What is mental wellbeing?

Mental health and mental wellbeing are intrinsically linked, and the two phrases are often used interchangeably. Some consider mental wellbeing to be more a positive state of mind – describing it as ‘feeling good psychologically’, ‘feeling comfortable with yourself’, and ‘being in a good place’. Others emphasise the importance of an awareness of trigger points that might affect your mental health and the strategies you can put in place to help. Both are correct: if you are looking after your mental wellbeing, it should help you feel good psychologically.

What are the risks and what can you do?

It is important to be aware of your mental health state. Poor mental health and associated disorders can impact your life in many ways – they can affect your social life, your work, your relationships, your overall quality of life. But it can be a vicious cycle, as those factors can also be the cause of poor mental health. This is why it is important to be aware of triggers that might affect your mental health state and put strategies in place that can help.

If you are concerned about your mental health, one way that might help is to work on improving your mental wellbeing. To do that, you could consider the following questions:

  • Do you have a good diet? – Eating a healthy balanced diet can help you feel at your best and you might also discover a passion for cooking! Check out the NHS website for more information and tips on how to improve your diet.
  • Do you get enough sleep? Do you have a good sleep routine? – Lack of sleep can negatively affect your mood and if you don’t recognise your sleep issues early you could damage your long-term mental health. Visit Mind to learn how to handle sleep problems.
  • Is there a lot of stress or anxiety in your life? Do you know the causes? – Identifying where most of the stress or anxiety is coming from is an important part of managing or reducing stress and anxiety.
  • Are you aware of any triggers that might set off low moods or bad days? – Noting down any triggers that lower your mood or cause you stress can help you formulate a plan to avoid them in the future. Try it for a few days and see if you notice the difference.
  • Do you give enough time to yourself? – Taking time for yourself shouldn’t be seen as selfish, in fact it’s a great practice to help prevent certain mental health issues. You could start by learning a new skill, going for a walk or reading.
  • Do you exercise at all? – Exercise releases chemicals in your brain that can improve your mood. Even a short walk every day can make a difference.
  • Do you ensure you spend time with your loved ones? – Connecting with loved ones can help build a strong sense of belonging and can help provide emotional support
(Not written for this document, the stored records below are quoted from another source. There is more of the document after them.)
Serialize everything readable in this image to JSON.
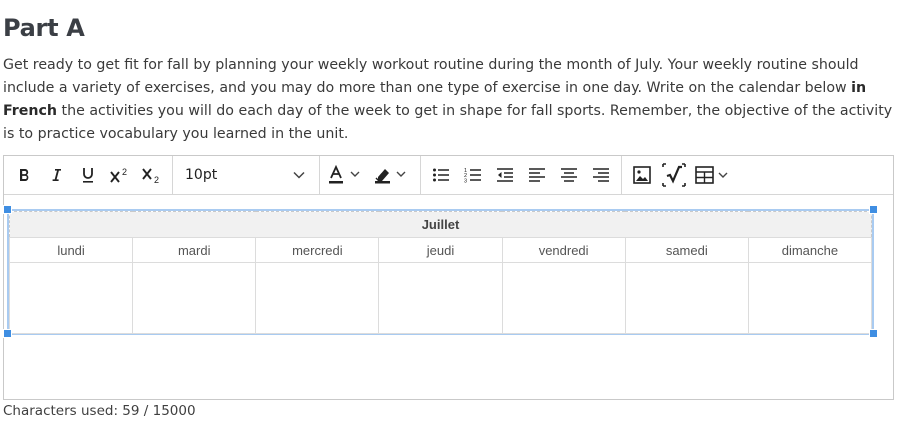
{
  "part_title": "Part A",
  "instructions": {
    "text_1": "Get ready to get fit for fall by planning your weekly workout routine during the month of July. Your weekly routine should include a variety of exercises, and you may do more than one type of exercise in one day. Write on the calendar below ",
    "bold": "in French",
    "text_2": " the activities you will do each day of the week to get in shape for fall sports. Remember, the objective of the activity is to practice vocabulary you learned in the unit."
  },
  "toolbar": {
    "font_size": "10pt",
    "icons": [
      "bold-icon",
      "italic-icon",
      "underline-icon",
      "superscript-icon",
      "subscript-icon",
      "font-size-select",
      "text-color-icon",
      "highlight-color-icon",
      "bulleted-list-icon",
      "numbered-list-icon",
      "outdent-icon",
      "align-left-icon",
      "align-center-icon",
      "align-right-icon",
      "image-icon",
      "math-icon",
      "table-icon"
    ]
  },
  "table": {
    "month": "Juillet",
    "days": [
      "lundi",
      "mardi",
      "mercredi",
      "jeudi",
      "vendredi",
      "samedi",
      "dimanche"
    ]
  },
  "footer": {
    "label": "Characters used:",
    "count": "59 / 15000"
  }
}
Adjusting these areas may have a positive impact on your mental wellbeing. Though please don’t be alarmed if it doesn’t have the effect you want – every person is unique, and what helps one person might not help another. It can also take time, so be patient. People often get to a point where focusing on improving their mental wellbeing using methods such as those above isn’t enough, and they find it more beneficial to their mental health to use other methods such as medication or therapy/counselling.

But the good news is that there is much more acceptance and understanding around mental health now, and it is easier to access different treatments and advice. Remember, it’s important to find what works for you.
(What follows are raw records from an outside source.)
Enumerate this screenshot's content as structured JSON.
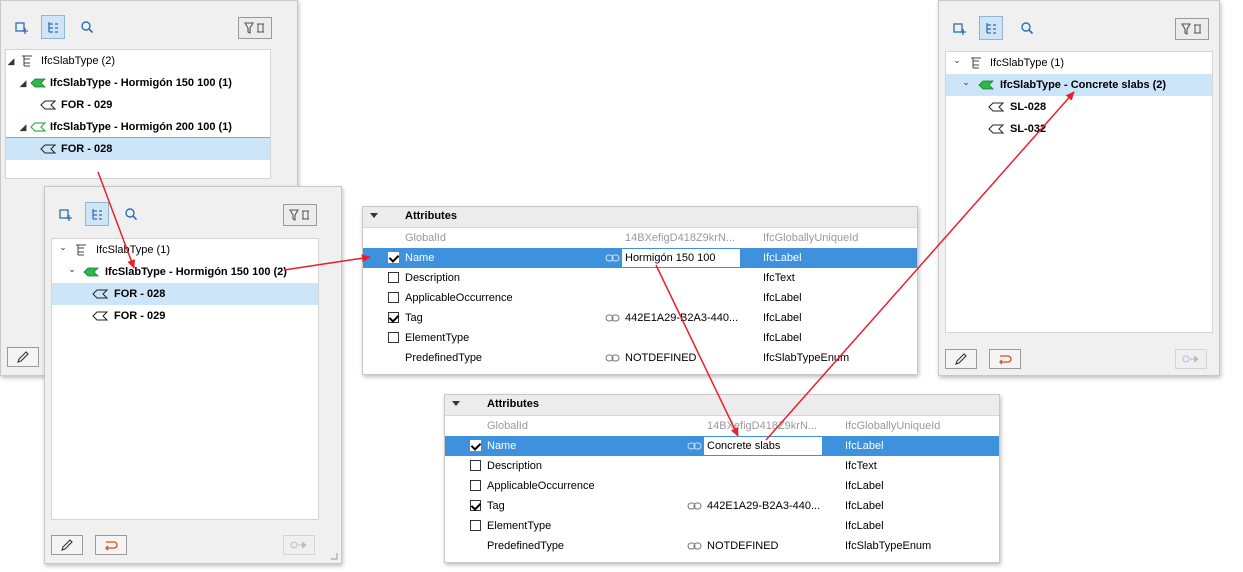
{
  "panel1": {
    "tree": [
      {
        "label": "IfcSlabType (2)",
        "bold": false,
        "icon": "type-tree-icon",
        "twisty": "◢"
      },
      {
        "label": "IfcSlabType - Hormigón 150 100 (1)",
        "bold": true,
        "icon": "slab-type-icon",
        "twisty": "◢"
      },
      {
        "label": "FOR - 029",
        "bold": true,
        "icon": "slab-icon",
        "twisty": ""
      },
      {
        "label": "IfcSlabType - Hormigón 200 100 (1)",
        "bold": true,
        "icon": "slab-type-icon",
        "twisty": "◢"
      },
      {
        "label": "FOR - 028",
        "bold": true,
        "icon": "slab-icon",
        "twisty": ""
      }
    ]
  },
  "panel2": {
    "tree": [
      {
        "label": "IfcSlabType (1)",
        "bold": false,
        "icon": "type-tree-icon",
        "twisty": "⌄"
      },
      {
        "label": "IfcSlabType - Hormigón 150 100 (2)",
        "bold": true,
        "icon": "slab-type-icon",
        "twisty": "⌄"
      },
      {
        "label": "FOR - 028",
        "bold": true,
        "icon": "slab-icon",
        "twisty": ""
      },
      {
        "label": "FOR - 029",
        "bold": true,
        "icon": "slab-icon",
        "twisty": ""
      }
    ]
  },
  "panel3": {
    "tree": [
      {
        "label": "IfcSlabType (1)",
        "bold": false,
        "icon": "type-tree-icon",
        "twisty": "⌄"
      },
      {
        "label": "IfcSlabType - Concrete slabs (2)",
        "bold": true,
        "icon": "slab-type-icon",
        "twisty": "⌄"
      },
      {
        "label": "SL-028",
        "bold": true,
        "icon": "slab-icon",
        "twisty": ""
      },
      {
        "label": "SL-032",
        "bold": true,
        "icon": "slab-icon",
        "twisty": ""
      }
    ]
  },
  "attributes1": {
    "header": "Attributes",
    "rows": [
      {
        "name": "GlobalId",
        "checkbox": null,
        "value": "14BXefigD418Z9krN...",
        "type": "IfcGloballyUniqueId",
        "link": false,
        "grey": true
      },
      {
        "name": "Name",
        "checkbox": true,
        "value": "Hormigón 150 100",
        "type": "IfcLabel",
        "link": true,
        "edit": true
      },
      {
        "name": "Description",
        "checkbox": false,
        "value": "",
        "type": "IfcText",
        "link": false
      },
      {
        "name": "ApplicableOccurrence",
        "checkbox": false,
        "value": "",
        "type": "IfcLabel",
        "link": false
      },
      {
        "name": "Tag",
        "checkbox": true,
        "value": "442E1A29-B2A3-440...",
        "type": "IfcLabel",
        "link": true
      },
      {
        "name": "ElementType",
        "checkbox": false,
        "value": "",
        "type": "IfcLabel",
        "link": false
      },
      {
        "name": "PredefinedType",
        "checkbox": null,
        "value": "NOTDEFINED",
        "type": "IfcSlabTypeEnum",
        "link": true
      }
    ]
  },
  "attributes2": {
    "header": "Attributes",
    "rows": [
      {
        "name": "GlobalId",
        "checkbox": null,
        "value": "14BXefigD418Z9krN...",
        "type": "IfcGloballyUniqueId",
        "link": false,
        "grey": true
      },
      {
        "name": "Name",
        "checkbox": true,
        "value": "Concrete slabs",
        "type": "IfcLabel",
        "link": true,
        "edit": true
      },
      {
        "name": "Description",
        "checkbox": false,
        "value": "",
        "type": "IfcText",
        "link": false
      },
      {
        "name": "ApplicableOccurrence",
        "checkbox": false,
        "value": "",
        "type": "IfcLabel",
        "link": false
      },
      {
        "name": "Tag",
        "checkbox": true,
        "value": "442E1A29-B2A3-440...",
        "type": "IfcLabel",
        "link": true
      },
      {
        "name": "ElementType",
        "checkbox": false,
        "value": "",
        "type": "IfcLabel",
        "link": false
      },
      {
        "name": "PredefinedType",
        "checkbox": null,
        "value": "NOTDEFINED",
        "type": "IfcSlabTypeEnum",
        "link": true
      }
    ]
  },
  "colors": {
    "accent": "#3d91dd",
    "selection": "#cde5f8",
    "arrow": "#e8202a",
    "slab_type_green": "#2db84a"
  }
}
Further reading:

Mental Health Foundation: Your Mental Health – a great collection of different types of content designed to provide information about mental health and how to look after it.

Click here to view our full offering of free resources that might help, such as a stress test, tips for restful sleep and an activity tracker and planner. Keep a look out for them – they’ll be coming soon. If you would like more information, contact us at